What causes FA?

People who develop FA have inherited defective copies of a gene that codes for frataxin (FXN), a protein that is important for the proper functioning of nerve and muscle cells. The defect confuses the code in a way that reduces the production of frataxin. The result is damage to the nerves that carry signals from the muscles to the brain.

In order for a child to develop FA, they must inherit two copies of the defective gene, one from each parent. In most cases, neither parent shows signs of FA, so they are often not aware that the disease runs in the family.

How does FA affect the body?

FA begins in the lower body, then spreads to the upper body including the arms and hands, and then the trunk. The genetic defect that causes nerve damage and muscle incoordination also affects the eyes, hearing, and speech. Other problems associated with FA include severe abnormal curvature of the spine (scoliosis), heart disease, and diabetes. FA does not affect intelligence.

Loss of coordination and muscle weakness causes problems with balance, making a person unsteady and prone to falls. Weak throat muscles can cause slurred speech and swallowing difficulties. Nerve damage can also cause involuntary eye movements and hearing loss. People with FA frequently experience fatigue, low endurance, and muscle stiffness. Many people with FA eventually develop heart disease, which can cause shortness of breath, chest pain, and abnormal heart rhythms. Up to 20% of patients also develop diabetes.

How is FA treated?

No cure currently exists for FA, so treatment consists of managing symptoms.
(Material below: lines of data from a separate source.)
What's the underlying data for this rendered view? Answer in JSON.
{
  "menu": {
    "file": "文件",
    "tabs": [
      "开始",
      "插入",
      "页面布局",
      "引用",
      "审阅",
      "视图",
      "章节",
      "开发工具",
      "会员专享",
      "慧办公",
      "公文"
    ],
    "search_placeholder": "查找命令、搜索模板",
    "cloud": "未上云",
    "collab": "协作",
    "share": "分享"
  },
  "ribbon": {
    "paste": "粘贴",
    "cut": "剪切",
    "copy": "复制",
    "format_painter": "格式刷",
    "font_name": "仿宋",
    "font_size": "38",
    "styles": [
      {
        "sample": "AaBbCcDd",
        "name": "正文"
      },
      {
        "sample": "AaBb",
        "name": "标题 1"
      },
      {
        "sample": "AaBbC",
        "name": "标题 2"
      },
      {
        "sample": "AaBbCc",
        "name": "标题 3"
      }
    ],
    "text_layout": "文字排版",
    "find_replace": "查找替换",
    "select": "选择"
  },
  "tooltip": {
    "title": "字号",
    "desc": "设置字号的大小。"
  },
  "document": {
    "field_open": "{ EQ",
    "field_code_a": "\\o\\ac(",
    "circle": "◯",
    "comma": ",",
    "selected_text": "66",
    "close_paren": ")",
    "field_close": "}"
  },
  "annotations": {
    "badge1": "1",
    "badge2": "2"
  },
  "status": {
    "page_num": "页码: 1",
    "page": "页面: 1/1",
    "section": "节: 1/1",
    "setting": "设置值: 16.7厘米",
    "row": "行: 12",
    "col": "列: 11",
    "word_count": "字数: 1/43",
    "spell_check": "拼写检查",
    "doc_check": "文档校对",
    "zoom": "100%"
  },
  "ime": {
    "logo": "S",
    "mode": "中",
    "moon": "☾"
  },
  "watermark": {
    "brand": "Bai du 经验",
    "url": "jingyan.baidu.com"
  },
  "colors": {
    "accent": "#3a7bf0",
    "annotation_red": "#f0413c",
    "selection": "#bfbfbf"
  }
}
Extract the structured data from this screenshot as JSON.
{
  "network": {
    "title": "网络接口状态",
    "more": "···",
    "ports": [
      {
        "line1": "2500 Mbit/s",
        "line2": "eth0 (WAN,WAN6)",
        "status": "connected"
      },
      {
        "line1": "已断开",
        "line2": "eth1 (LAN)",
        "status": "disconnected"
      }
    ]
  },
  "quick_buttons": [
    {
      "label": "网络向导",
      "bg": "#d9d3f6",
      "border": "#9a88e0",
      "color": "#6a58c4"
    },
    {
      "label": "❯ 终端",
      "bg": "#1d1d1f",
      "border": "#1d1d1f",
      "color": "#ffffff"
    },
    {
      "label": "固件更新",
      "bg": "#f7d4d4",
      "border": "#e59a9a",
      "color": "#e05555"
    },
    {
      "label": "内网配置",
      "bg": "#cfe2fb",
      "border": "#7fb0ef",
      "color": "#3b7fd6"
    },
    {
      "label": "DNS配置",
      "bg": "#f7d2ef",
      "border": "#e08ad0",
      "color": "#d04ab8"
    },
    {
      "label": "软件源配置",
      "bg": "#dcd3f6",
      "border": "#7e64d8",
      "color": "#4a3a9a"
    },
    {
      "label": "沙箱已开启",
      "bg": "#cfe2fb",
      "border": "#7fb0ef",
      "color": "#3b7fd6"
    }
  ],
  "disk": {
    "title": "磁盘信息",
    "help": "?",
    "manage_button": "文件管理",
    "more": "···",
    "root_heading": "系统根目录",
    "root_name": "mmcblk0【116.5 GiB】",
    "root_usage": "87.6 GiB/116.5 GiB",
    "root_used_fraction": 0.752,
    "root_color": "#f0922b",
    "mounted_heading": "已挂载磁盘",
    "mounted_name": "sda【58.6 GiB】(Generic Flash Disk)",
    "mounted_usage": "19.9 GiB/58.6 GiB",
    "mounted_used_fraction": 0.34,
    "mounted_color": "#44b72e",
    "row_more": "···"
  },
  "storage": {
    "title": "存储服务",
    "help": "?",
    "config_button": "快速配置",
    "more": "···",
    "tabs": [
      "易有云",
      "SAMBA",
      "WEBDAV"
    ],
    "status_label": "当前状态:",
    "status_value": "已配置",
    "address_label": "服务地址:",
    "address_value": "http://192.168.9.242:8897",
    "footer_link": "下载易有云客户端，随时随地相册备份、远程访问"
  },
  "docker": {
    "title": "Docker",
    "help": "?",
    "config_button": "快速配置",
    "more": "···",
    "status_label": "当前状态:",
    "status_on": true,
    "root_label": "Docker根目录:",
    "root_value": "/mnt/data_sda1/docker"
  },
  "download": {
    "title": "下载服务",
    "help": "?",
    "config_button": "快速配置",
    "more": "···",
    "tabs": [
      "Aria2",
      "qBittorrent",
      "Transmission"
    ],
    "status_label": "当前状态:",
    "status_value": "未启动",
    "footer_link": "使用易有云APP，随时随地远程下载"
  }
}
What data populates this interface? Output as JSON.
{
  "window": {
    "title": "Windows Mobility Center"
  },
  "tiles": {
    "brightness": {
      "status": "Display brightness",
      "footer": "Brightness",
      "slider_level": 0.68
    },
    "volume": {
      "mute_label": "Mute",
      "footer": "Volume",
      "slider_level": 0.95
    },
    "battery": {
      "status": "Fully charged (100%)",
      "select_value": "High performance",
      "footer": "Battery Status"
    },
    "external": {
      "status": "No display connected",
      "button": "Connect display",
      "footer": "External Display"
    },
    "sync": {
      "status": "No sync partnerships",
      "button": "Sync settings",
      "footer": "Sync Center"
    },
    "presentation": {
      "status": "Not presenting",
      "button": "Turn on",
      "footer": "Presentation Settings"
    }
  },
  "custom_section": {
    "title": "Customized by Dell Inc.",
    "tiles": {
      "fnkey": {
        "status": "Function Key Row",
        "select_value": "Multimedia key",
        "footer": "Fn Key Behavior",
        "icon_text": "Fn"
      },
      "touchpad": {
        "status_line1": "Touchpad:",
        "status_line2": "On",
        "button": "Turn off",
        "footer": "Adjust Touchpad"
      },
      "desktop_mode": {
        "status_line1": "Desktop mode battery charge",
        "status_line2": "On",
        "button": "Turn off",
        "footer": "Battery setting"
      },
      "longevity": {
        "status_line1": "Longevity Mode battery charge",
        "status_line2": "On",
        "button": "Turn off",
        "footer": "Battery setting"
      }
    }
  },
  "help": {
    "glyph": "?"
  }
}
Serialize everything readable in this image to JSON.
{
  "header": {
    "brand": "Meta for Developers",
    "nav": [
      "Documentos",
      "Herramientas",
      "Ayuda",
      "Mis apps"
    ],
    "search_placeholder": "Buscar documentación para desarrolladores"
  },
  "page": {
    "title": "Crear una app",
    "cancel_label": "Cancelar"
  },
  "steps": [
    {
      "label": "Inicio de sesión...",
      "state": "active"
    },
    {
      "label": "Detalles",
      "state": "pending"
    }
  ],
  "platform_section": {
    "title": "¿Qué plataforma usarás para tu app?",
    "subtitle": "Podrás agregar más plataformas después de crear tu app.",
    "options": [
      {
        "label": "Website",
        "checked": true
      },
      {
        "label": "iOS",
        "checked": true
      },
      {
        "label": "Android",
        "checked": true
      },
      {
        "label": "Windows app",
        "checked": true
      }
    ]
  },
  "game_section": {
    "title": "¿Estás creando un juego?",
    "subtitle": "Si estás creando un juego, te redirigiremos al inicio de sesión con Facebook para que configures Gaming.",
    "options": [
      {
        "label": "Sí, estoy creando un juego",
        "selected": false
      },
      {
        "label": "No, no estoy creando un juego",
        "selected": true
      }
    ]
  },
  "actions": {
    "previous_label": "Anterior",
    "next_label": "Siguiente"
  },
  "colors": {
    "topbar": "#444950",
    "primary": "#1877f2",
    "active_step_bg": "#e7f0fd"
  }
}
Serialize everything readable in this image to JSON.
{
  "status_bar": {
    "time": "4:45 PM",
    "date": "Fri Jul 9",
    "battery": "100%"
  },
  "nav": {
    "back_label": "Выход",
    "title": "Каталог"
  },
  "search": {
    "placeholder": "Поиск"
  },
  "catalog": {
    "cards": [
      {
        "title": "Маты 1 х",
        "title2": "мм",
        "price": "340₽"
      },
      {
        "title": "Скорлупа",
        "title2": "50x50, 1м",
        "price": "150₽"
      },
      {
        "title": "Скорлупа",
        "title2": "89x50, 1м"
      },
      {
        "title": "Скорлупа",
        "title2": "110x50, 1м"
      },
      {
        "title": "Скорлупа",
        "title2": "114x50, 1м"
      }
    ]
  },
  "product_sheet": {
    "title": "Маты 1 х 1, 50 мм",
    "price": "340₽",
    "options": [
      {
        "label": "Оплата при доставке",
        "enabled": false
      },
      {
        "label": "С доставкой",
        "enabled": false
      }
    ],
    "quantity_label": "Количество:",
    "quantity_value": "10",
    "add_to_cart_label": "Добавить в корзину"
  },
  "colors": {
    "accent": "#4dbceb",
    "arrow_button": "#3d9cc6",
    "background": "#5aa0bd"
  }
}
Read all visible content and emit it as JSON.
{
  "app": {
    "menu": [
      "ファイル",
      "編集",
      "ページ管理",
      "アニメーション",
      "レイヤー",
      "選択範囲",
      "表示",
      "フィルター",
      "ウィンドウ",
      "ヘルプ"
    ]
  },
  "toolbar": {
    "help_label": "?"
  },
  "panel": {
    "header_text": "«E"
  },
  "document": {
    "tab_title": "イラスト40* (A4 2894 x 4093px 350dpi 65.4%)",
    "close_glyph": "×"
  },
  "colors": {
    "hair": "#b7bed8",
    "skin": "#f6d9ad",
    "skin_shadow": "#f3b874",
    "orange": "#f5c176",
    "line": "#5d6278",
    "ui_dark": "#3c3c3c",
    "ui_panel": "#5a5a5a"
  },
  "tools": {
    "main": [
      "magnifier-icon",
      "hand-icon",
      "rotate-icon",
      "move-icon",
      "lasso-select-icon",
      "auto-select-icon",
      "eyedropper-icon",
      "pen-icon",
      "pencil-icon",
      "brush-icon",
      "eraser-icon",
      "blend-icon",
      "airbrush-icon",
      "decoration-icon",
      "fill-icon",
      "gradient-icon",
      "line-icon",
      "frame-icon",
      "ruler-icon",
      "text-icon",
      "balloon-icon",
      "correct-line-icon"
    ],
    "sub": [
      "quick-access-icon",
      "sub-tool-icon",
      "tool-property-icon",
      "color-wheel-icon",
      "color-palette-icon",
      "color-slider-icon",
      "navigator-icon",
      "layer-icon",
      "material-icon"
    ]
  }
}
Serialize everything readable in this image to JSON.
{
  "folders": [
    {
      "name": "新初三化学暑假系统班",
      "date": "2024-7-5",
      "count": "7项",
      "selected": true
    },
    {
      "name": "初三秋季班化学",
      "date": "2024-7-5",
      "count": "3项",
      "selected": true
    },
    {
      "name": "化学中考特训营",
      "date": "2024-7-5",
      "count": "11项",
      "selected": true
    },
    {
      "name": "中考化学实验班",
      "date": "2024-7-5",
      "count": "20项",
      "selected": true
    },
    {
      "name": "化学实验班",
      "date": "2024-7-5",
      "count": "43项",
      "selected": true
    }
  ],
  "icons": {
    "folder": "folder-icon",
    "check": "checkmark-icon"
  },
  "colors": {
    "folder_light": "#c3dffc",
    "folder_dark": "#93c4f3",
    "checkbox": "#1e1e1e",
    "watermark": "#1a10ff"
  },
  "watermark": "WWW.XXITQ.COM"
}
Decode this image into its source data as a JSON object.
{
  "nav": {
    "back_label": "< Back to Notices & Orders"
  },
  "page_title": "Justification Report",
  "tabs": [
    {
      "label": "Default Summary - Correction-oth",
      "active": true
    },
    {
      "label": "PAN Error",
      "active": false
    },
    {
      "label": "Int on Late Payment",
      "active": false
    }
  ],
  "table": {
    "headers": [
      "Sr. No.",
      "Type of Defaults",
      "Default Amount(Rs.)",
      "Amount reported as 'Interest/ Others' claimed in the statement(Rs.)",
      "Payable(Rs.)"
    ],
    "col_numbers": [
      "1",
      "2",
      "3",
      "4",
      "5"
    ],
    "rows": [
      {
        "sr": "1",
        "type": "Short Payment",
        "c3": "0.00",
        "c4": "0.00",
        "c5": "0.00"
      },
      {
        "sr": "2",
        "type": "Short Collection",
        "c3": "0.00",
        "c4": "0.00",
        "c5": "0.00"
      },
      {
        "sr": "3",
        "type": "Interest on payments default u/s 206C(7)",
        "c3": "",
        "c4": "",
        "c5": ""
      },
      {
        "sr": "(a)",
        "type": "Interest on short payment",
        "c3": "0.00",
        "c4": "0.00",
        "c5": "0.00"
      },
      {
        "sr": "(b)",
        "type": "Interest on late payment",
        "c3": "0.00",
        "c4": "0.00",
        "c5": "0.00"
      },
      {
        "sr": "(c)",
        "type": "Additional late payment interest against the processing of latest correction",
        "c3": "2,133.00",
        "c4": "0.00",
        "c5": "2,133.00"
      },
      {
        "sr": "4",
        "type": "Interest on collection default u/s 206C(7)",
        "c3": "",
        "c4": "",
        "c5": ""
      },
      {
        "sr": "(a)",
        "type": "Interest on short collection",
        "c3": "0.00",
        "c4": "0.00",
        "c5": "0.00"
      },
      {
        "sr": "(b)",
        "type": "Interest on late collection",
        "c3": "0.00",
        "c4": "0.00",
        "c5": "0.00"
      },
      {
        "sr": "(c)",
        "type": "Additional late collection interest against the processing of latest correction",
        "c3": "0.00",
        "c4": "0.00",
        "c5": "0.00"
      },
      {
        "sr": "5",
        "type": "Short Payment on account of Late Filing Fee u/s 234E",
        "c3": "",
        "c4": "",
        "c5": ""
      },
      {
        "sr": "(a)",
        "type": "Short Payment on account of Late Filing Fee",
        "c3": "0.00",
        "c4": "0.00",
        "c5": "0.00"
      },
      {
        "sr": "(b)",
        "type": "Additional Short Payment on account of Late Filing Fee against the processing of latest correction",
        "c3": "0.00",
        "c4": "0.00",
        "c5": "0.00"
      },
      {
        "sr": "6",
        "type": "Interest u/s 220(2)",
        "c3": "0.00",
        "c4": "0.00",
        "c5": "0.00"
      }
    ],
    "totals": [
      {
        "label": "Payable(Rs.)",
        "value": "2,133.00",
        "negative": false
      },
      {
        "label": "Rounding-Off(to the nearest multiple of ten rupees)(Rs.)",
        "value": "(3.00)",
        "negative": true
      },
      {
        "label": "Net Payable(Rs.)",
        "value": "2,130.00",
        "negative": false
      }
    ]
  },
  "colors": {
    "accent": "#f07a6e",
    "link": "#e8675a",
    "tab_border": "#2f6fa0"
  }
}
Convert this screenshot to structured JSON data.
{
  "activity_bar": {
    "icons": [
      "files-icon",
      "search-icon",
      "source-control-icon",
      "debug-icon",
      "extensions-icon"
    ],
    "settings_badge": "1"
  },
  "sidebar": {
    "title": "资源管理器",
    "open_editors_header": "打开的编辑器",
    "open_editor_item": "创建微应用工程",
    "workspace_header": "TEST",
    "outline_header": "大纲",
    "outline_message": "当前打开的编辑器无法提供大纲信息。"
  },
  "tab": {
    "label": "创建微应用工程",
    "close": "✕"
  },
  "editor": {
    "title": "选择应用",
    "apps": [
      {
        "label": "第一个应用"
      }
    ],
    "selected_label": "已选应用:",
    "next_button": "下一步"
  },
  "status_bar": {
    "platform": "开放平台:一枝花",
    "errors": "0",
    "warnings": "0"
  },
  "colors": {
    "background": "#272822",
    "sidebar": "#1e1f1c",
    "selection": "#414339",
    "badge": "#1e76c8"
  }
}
Walking aids, wheelchairs, and physical or occupational therapy can help with mobility and muscle strength. Medications can control some symptoms of heart disease. Insulin or glucose-lowering drugs may control diabetes, and surgery can correct spine curvature or foot deformities. Speech therapy and emotional counseling may also be helpful.

The search for better treatments is ongoing, with many research trials underway, some attempting to uncover details about what causes FA, and others looking at new treatments.

Note: Friedreich’s Ataxia News is strictly a news and information website about the disease. It does not provide medical advice, diagnosis, or treatment. This content is not intended to be a substitute for professional medical advice, diagnosis, or treatment. Always seek the advice of your physician or other qualified health provider with any questions you may have regarding a medical condition. Never disregard professional medical advice or delay in seeking it because of something you have read on this website.